How do summer camps and programs help the person with a disability or family support system?
Summer programs provide an opportunity to expand a child’s social skills, physical activity, creativity, and strategies to reduce stress. They allow children to get to know other children from different areas. Having a child attend a summer camp may also provide the parent/caregiver time to relax and develop their own personal interests.
Summer programs may include academics and enrichment activities. Summer camps and programs will broaden a child’s level of independence. Benefits include increasing self-confidence, participation in various activities and exercise, interactions with peers that may develop into friendships. Summer camps also provide exposure to a variety of adult role models for the child and allows the child to do things independent of the family. It also gives parents time to do things for themselves.
The idea of having a child with special needs attend a summer camp may bring about feelings of fear and anxiousness of the unfamiliar for both the parent and child. Will the child get the attention needed for their disability? Will my child make new friends? How will other kids treat my child? There are many camp choices for kids with special needs, from specialized camps to regular camps that accommodate kids with special needs. Just as The American Disabilities Act (ADA) (link to ADA section) requires schools and businesses to make reasonable accommodations, it also protects people with disabilities attending camps to have reasonable accommodations they need to fully participate in the activities of the camp program.
Finding the Right Camp
Summer camps may be local day programs or extended stay camps in the same or another city. Summer camp programs may be for a week or longer, for a full day or half day. The summer programs may be an inclusion program, for children with and without disabilities, or may be for children with a specific disability. Many local agencies offer programs for specific disabilities and age groups. Palm Beach County Parks and Recreation offer programs throughout the county and at the Therapeutic Recreation Center. Additionally, many local municipalities, such as Town of Boca Raton, City of Palm Beach Gardens, Delray Beach and Community Education Schools may offer summer programs through their recreation departments.
Finding a summer camp. Research is important! First decide on your main objective for the camp. What is it you want your child to gain by attending camp… new friendships, specifics skills such as an art or sport, academic skills, increased fitness and activity, or exposure to new environments? What type of activities is the child interested in? Are any friends attending? Other factors to consider include if the child has ever experienced spending the night away from the family and if the child is comfortable with staying away from home.
Summer camps range in prices and some may offer scholarships. But, you must act early – usually between December and March. Charitable organizations, religious and nonprofits may also have special funding to help children with special needs attend summer camps. Check with the local Lions Club, Kiwanis, and Rotary Clubs to see what is available.

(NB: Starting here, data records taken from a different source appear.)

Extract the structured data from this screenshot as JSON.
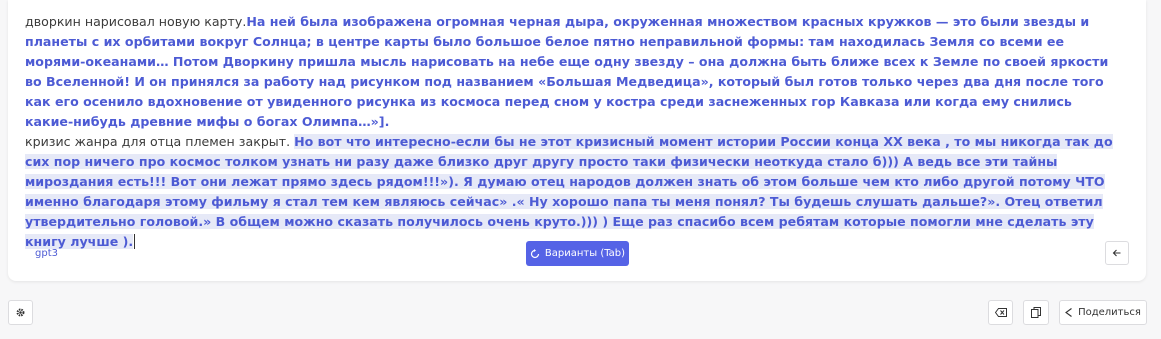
{
  "editor": {
    "paragraph1_plain": "дворкин нарисовал новую карту.",
    "paragraph1_generated": "На ней была изображена огромная черная дыра, окруженная множеством красных кружков — это были звезды и планеты с их орбитами вокруг Солнца; в центре карты было большое белое пятно неправильной формы: там находилась Земля со всеми ее морями-океанами… Потом Дворкину пришла мысль нарисовать на небе еще одну звезду – она должна быть ближе всех к Земле по своей яркости во Вселенной! И он принялся за работу над рисунком под названием «Большая Медведица», который был готов только через два дня после того как его осенило вдохновение от увиденного рисунка из космоса перед сном у костра среди заснеженных гор Кавказа или когда ему снились какие-нибудь древние мифы о богах Олимпа…»].",
    "paragraph2_plain": "кризис жанра для отца племен закрыт. ",
    "paragraph2_generated": " Но вот что интересно-если бы не этот кризисный момент истории России конца XX века , то мы никогда так до сих пор ничего про космос толком узнать ни разу даже близко друг другу просто таки физически неоткуда стало б))) А ведь все эти тайны мироздания есть!!! Вот они лежат прямо здесь рядом!!!»). Я думаю отец народов должен знать об этом больше чем кто либо другой потому ЧТО именно благодаря этому фильму я стал тем кем являюсь сейчас» .« Ну хорошо папа ты меня понял? Ты будешь слушать дальше?». Отец ответил утвердительно головой.» В общем можно сказать получилось очень круто.))) ) Еще раз спасибо всем ребятам которые помогли мне сделать эту книгу лучше )."
  },
  "toolbar": {
    "model_label": "gpt3",
    "variants_label": "Варианты (Tab)",
    "variants_icon": "refresh-icon",
    "back_icon": "arrow-left-icon"
  },
  "footer": {
    "settings_icon": "gear-icon",
    "clear_icon": "backspace-icon",
    "copy_icon": "copy-icon",
    "share_icon": "share-icon",
    "share_label": "Поделиться"
  },
  "colors": {
    "accent": "#5563e6",
    "generated_text": "#4d5bd4",
    "highlight": "#e6e9f7"
  }
}
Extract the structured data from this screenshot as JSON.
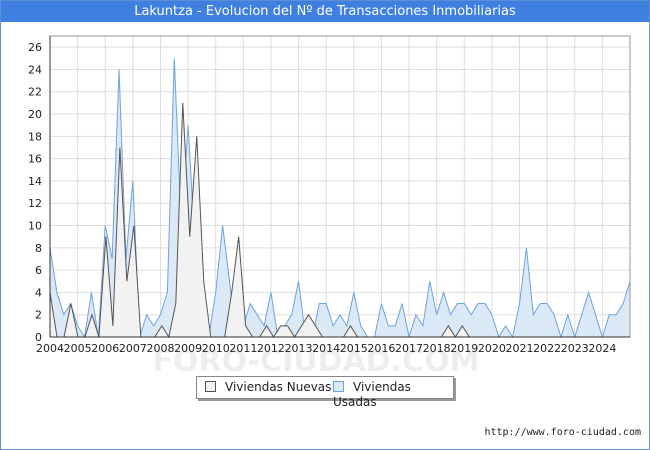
{
  "header": {
    "title": "Lakuntza - Evolucion del Nº de Transacciones Inmobiliarias"
  },
  "footer": {
    "source": "http://www.foro-ciudad.com"
  },
  "watermark": "FORO-CIUDAD.COM",
  "chart_data": {
    "type": "area",
    "x_axis": {
      "labels": [
        "2004",
        "2005",
        "2006",
        "2007",
        "2008",
        "2009",
        "2010",
        "2011",
        "2012",
        "2013",
        "2014",
        "2015",
        "2016",
        "2017",
        "2018",
        "2019",
        "2020",
        "2021",
        "2022",
        "2023",
        "2024"
      ],
      "range": [
        "2004-Q1",
        "2024-Q4"
      ]
    },
    "y_axis": {
      "ticks": [
        0,
        2,
        4,
        6,
        8,
        10,
        12,
        14,
        16,
        18,
        20,
        22,
        24,
        26
      ],
      "ylim": [
        0,
        27
      ]
    },
    "grid": true,
    "legend_position": "bottom-center",
    "series": [
      {
        "name": "Viviendas Nuevas",
        "color": "#555555",
        "fill": "#f2f2f2",
        "values": [
          4,
          0,
          0,
          3,
          0,
          0,
          2,
          0,
          9,
          1,
          17,
          5,
          10,
          0,
          0,
          0,
          1,
          0,
          3,
          21,
          9,
          18,
          5,
          0,
          0,
          0,
          4,
          9,
          1,
          0,
          0,
          1,
          0,
          1,
          1,
          0,
          1,
          2,
          1,
          0,
          0,
          0,
          0,
          1,
          0,
          0,
          0,
          0,
          0,
          0,
          0,
          0,
          0,
          0,
          0,
          0,
          0,
          1,
          0,
          1,
          0,
          0,
          0,
          0,
          0,
          0,
          0,
          0,
          0,
          0,
          0,
          0,
          0,
          0,
          0,
          0,
          0,
          0,
          0,
          0,
          0,
          0,
          0,
          0
        ]
      },
      {
        "name": "Viviendas Usadas",
        "color": "#6fa3dc",
        "fill": "#dbe8f6",
        "values": [
          8,
          4,
          2,
          3,
          1,
          0,
          4,
          0,
          10,
          7,
          24,
          7,
          14,
          0,
          2,
          1,
          2,
          4,
          25,
          10,
          19,
          8,
          0,
          0,
          4,
          10,
          5,
          0,
          1,
          3,
          2,
          1,
          4,
          0,
          1,
          2,
          5,
          0,
          0,
          3,
          3,
          1,
          2,
          1,
          4,
          1,
          0,
          0,
          3,
          1,
          1,
          3,
          0,
          2,
          1,
          5,
          2,
          4,
          2,
          3,
          3,
          2,
          3,
          3,
          2,
          0,
          1,
          0,
          3,
          8,
          2,
          3,
          3,
          2,
          0,
          2,
          0,
          2,
          4,
          2,
          0,
          2,
          2,
          3,
          5
        ]
      }
    ]
  }
}
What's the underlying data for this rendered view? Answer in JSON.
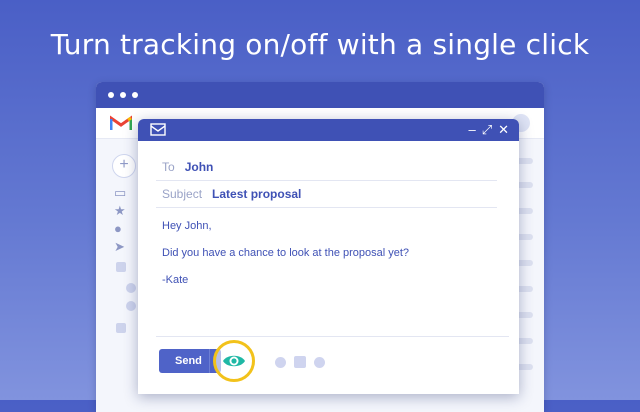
{
  "headline": "Turn tracking on/off with a single click",
  "compose": {
    "to_label": "To",
    "to_value": "John",
    "subject_label": "Subject",
    "subject_value": "Latest proposal",
    "body": [
      "Hey John,",
      "Did you have a chance to look at the proposal yet?",
      "-Kate"
    ],
    "send_label": "Send",
    "header_controls": [
      "–",
      "⤢",
      "✕"
    ]
  },
  "colors": {
    "accent": "#3f51b5",
    "highlight_ring": "#f2c21b",
    "eye": "#1fb8a5"
  },
  "icons": [
    "mail-icon",
    "eye-icon",
    "inbox-icon",
    "star-icon",
    "clock-icon",
    "send-icon"
  ]
}
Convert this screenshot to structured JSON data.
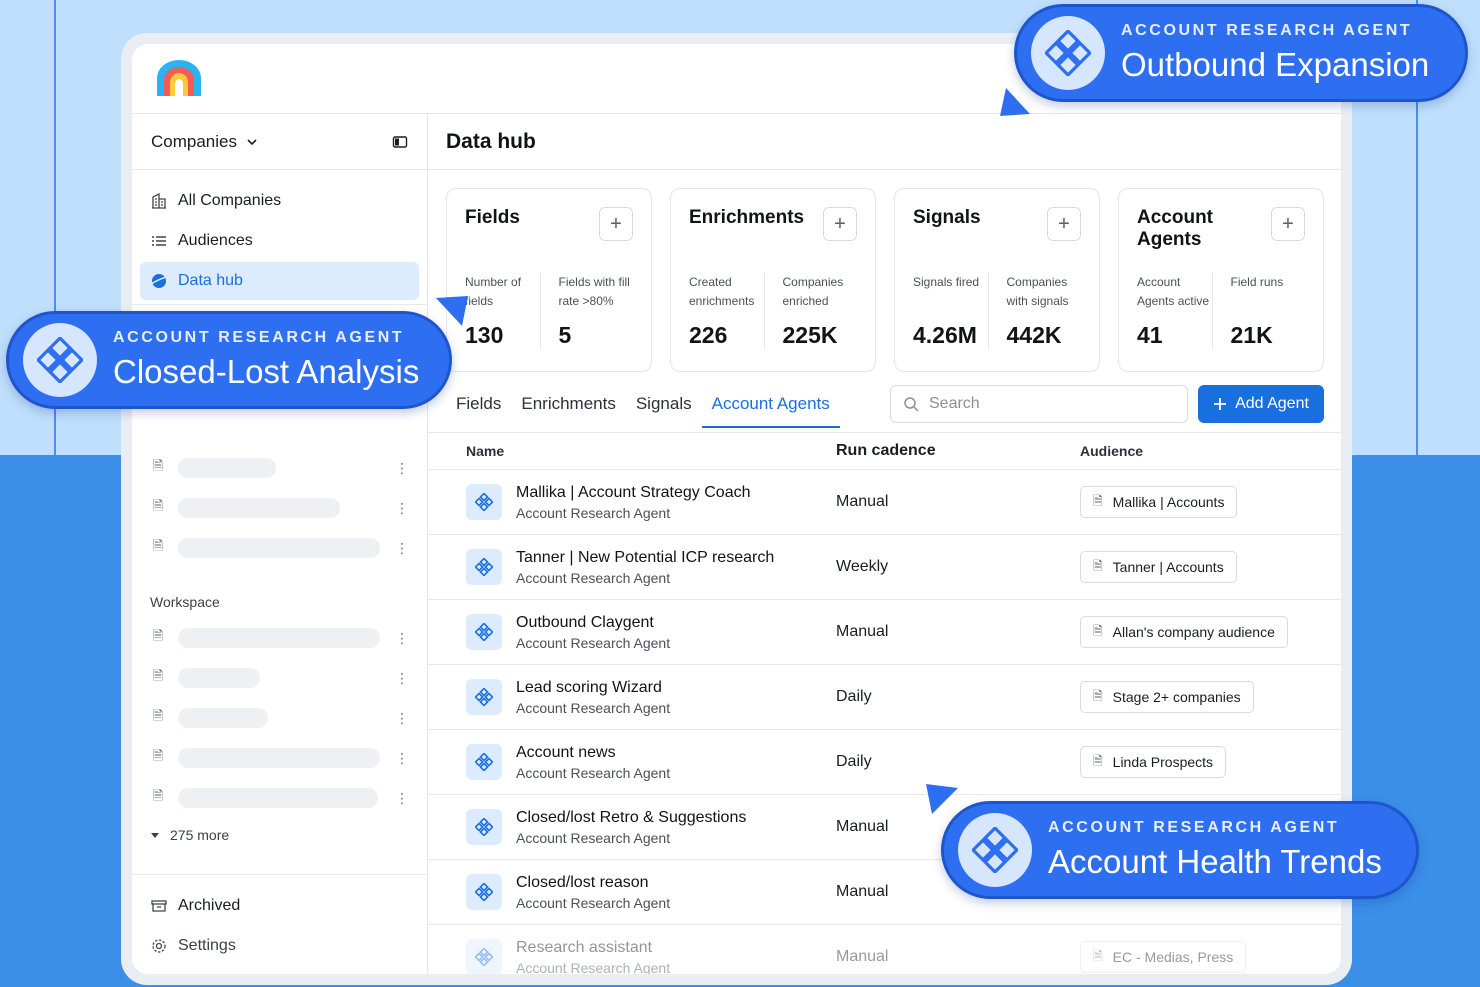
{
  "sidebar": {
    "header_label": "Companies",
    "nav": [
      {
        "label": "All Companies",
        "icon": "building-icon"
      },
      {
        "label": "Audiences",
        "icon": "list-icon"
      },
      {
        "label": "Data hub",
        "icon": "globe-icon",
        "active": true
      }
    ],
    "workspace_label": "Workspace",
    "more_label": "275 more",
    "footer": [
      {
        "label": "Archived",
        "icon": "archive-icon"
      },
      {
        "label": "Settings",
        "icon": "gear-icon"
      }
    ]
  },
  "main": {
    "title": "Data hub",
    "cards": [
      {
        "title": "Fields",
        "stats": [
          {
            "label": "Number of fields",
            "value": "130"
          },
          {
            "label": "Fields with fill rate >80%",
            "value": "5"
          }
        ]
      },
      {
        "title": "Enrichments",
        "stats": [
          {
            "label": "Created enrichments",
            "value": "226"
          },
          {
            "label": "Companies enriched",
            "value": "225K"
          }
        ]
      },
      {
        "title": "Signals",
        "stats": [
          {
            "label": "Signals fired",
            "value": "4.26M"
          },
          {
            "label": "Companies with signals",
            "value": "442K"
          }
        ]
      },
      {
        "title": "Account Agents",
        "stats": [
          {
            "label": "Account Agents active",
            "value": "41"
          },
          {
            "label": "Field runs",
            "value": "21K"
          }
        ]
      }
    ],
    "tabs": [
      {
        "label": "Fields"
      },
      {
        "label": "Enrichments"
      },
      {
        "label": "Signals"
      },
      {
        "label": "Account Agents",
        "active": true
      }
    ],
    "search_placeholder": "Search",
    "add_button_label": "Add Agent",
    "table": {
      "headers": [
        "Name",
        "Run cadence",
        "Audience"
      ],
      "rows": [
        {
          "name": "Mallika | Account Strategy Coach",
          "type": "Account Research Agent",
          "cadence": "Manual",
          "audience": "Mallika | Accounts"
        },
        {
          "name": "Tanner | New Potential ICP research",
          "type": "Account Research Agent",
          "cadence": "Weekly",
          "audience": "Tanner | Accounts"
        },
        {
          "name": "Outbound Claygent",
          "type": "Account Research Agent",
          "cadence": "Manual",
          "audience": "Allan's company audience"
        },
        {
          "name": "Lead scoring Wizard",
          "type": "Account Research Agent",
          "cadence": "Daily",
          "audience": "Stage 2+ companies"
        },
        {
          "name": "Account news",
          "type": "Account Research Agent",
          "cadence": "Daily",
          "audience": "Linda Prospects"
        },
        {
          "name": "Closed/lost Retro & Suggestions",
          "type": "Account Research Agent",
          "cadence": "Manual",
          "audience": ""
        },
        {
          "name": "Closed/lost reason",
          "type": "Account Research Agent",
          "cadence": "Manual",
          "audience": ""
        },
        {
          "name": "Research assistant",
          "type": "Account Research Agent",
          "cadence": "Manual",
          "audience": "EC - Medias, Press"
        }
      ]
    }
  },
  "badges": [
    {
      "eyebrow": "ACCOUNT RESEARCH AGENT",
      "title": "Outbound Expansion"
    },
    {
      "eyebrow": "ACCOUNT RESEARCH AGENT",
      "title": "Closed-Lost Analysis"
    },
    {
      "eyebrow": "ACCOUNT RESEARCH AGENT",
      "title": "Account Health Trends"
    }
  ],
  "colors": {
    "accent": "#1a6fe0",
    "badge_blue": "#2e6ff2",
    "background_blue": "#3b8fe8"
  }
}
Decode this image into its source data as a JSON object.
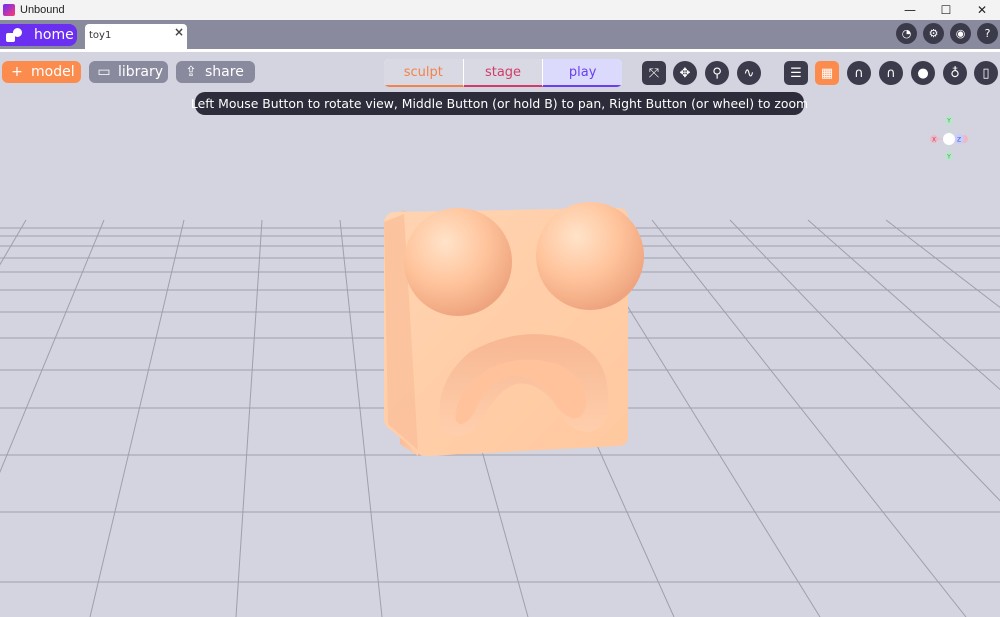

How can a parent/caregiver gain access to this service?
Because Palm Beach is a very large county, local summer programs fill quickly. If you want your child to attend a specific summer camp it is best to apply early. Typically in the spring the newspaper will have a section on summer camps. The Community Education and Parks & Recreation Departments also have newsletters describing their summer programs. For the PBParenting website, Click Here they provide up to date information on local summer camp programs and after school enrichment programs. Other organizations which may offer summer learning programs include:
- The YMCA or other community-based groups (such as The Arc of the Palm Beaches, Els Foundation, CARD, United Cerebral Palsy (UCP), Goldcoast Downs Syndrome Association, Autism after 21)
- Museums and performing arts organizations (for example: Morikami, Malz Jupiter Theatre, Delray Old School Square)
- Palm Beach Zoo and Science Center and botanical centers like Mounts Botanical
- Adult schools or community colleges (Palm Beach State College, Lynn University, FAU, Palm Beach County Schools Community Education programs, The Benjamin School, and other private schools)
- The American Camping Association (search the website by “Disabilities or Special Populations”) Click Here
Questions or observations you would recommend parents to investigate before selecting a summer program?
What are staff and counselors background with disabilities? What type (types) of certification do counselors have? What is the age of counselors? What type of background screening does the camp use for staff? What is the ratio of camp counselors to participants? What is overnight supervision?
How does the camp communicate with parents? What medical care is available? How accessible are buildings, trails, water activities, transportation? Are special diets allowed? Do participants have choices in what to eat? How are child’s therapies scheduled and provided?
Does the program match what you are wanting your child to participate in? What is the structure of the daily schedule? Do children have a choice in activities to participate in?
Cohen, lisa. 4 benefits of summer camps for special needs children. Activekids.com.
Nemours. Kids Health for Parents. Camps for kids with special needs.
Walters wright, lexi. Summer learning programs for kids with learning and attention issues. Understood for learning and attention issues.
Waltari, mary l. Choosing summer camp for kids with disabilities. Special needs alliance.
Written by: Iris Neil